▶ _Work required_: Each line that contains "JSON" needs to be copied from the listing.

▶ _Data records_:
......
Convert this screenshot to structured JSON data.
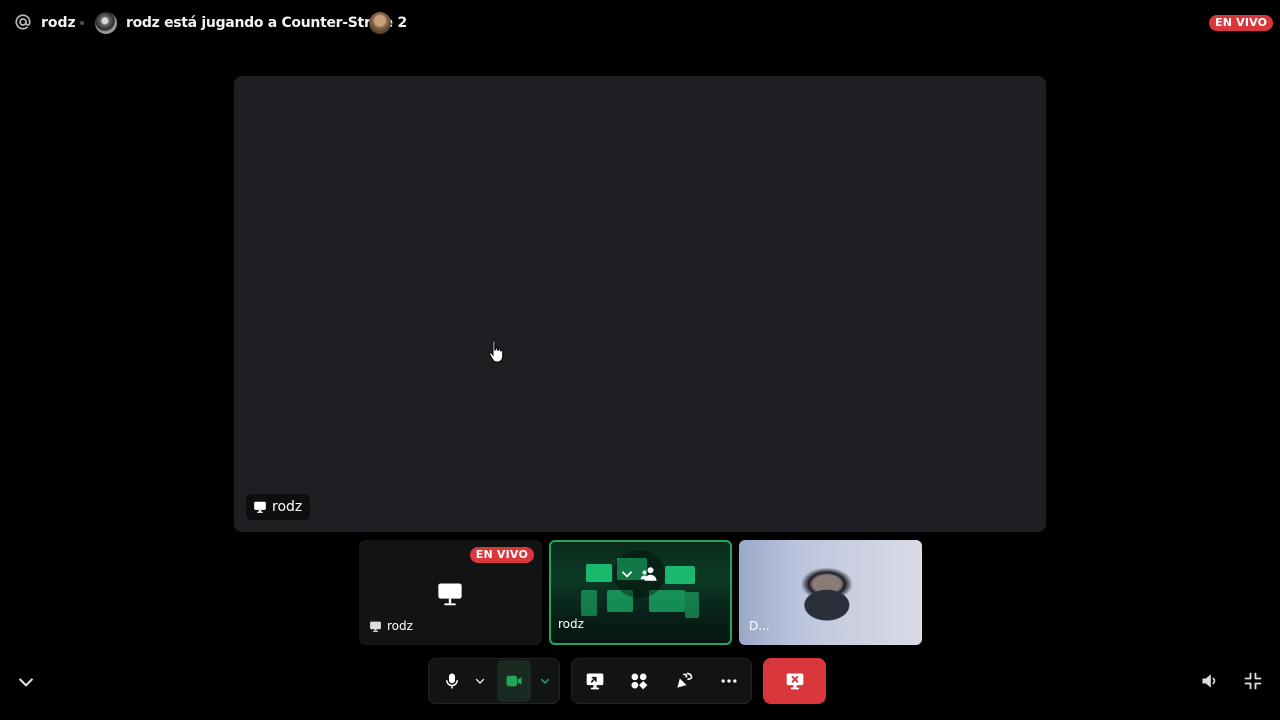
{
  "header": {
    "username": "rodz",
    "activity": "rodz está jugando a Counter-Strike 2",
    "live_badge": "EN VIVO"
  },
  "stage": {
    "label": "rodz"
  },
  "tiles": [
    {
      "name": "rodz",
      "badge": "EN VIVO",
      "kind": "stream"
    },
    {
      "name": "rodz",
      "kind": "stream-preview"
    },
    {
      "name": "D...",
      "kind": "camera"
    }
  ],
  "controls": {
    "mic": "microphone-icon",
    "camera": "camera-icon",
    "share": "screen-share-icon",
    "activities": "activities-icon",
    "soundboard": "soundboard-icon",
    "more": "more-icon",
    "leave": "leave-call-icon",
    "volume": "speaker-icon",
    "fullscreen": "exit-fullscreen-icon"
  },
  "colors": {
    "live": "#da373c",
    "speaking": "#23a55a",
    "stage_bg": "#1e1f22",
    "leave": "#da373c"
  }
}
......
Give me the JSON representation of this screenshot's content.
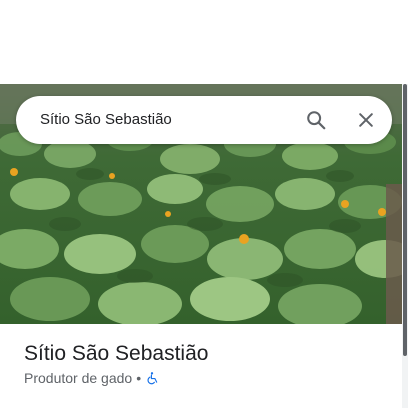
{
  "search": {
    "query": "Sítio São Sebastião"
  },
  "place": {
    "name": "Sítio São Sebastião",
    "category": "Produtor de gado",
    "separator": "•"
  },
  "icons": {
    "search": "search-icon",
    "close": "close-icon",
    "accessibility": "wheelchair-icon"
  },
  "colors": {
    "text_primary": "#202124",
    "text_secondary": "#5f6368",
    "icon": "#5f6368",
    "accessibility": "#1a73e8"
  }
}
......
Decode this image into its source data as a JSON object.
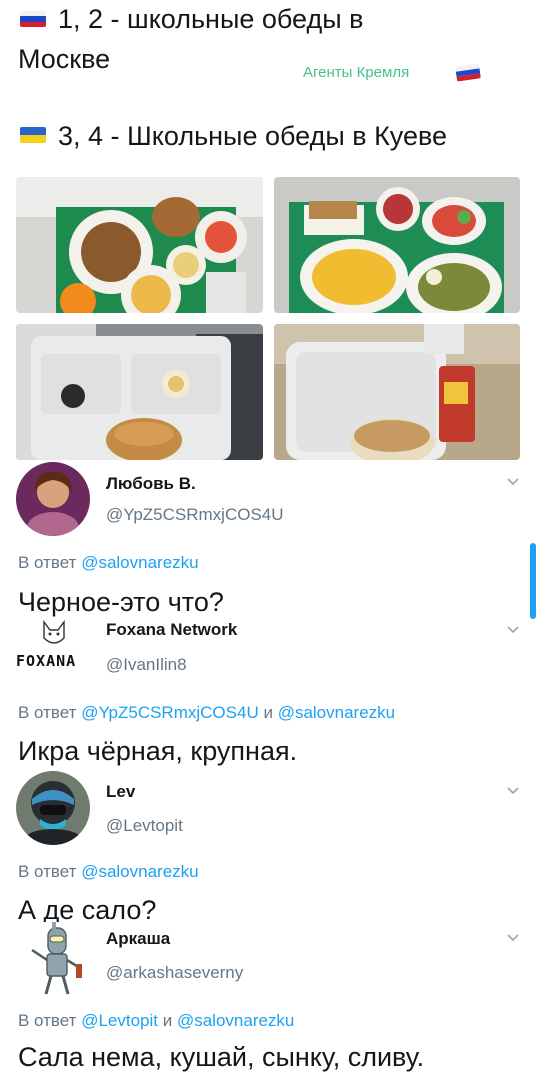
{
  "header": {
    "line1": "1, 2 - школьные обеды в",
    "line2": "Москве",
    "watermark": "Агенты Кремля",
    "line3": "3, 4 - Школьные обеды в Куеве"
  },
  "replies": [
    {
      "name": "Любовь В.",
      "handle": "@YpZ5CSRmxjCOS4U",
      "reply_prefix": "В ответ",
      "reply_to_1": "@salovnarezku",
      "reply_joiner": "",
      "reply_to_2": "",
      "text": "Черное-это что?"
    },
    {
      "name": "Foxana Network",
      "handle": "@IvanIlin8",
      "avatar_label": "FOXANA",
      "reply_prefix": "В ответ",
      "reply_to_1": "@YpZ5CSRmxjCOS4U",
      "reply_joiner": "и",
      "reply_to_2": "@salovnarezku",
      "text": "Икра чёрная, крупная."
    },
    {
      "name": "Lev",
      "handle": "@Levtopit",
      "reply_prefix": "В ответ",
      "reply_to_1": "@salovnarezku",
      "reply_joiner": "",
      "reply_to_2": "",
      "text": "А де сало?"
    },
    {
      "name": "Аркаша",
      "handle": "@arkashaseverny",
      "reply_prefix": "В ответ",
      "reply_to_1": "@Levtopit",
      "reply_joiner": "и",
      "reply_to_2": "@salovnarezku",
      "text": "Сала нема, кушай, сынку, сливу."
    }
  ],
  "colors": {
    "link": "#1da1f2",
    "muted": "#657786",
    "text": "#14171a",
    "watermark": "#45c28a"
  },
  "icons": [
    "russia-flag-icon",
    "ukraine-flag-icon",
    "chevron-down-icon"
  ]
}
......
▶ _Answer to this problem_:
Convert this screenshot to structured JSON data.
Give me the JSON representation of this screenshot's content.
Decode this image into its source data as a JSON object.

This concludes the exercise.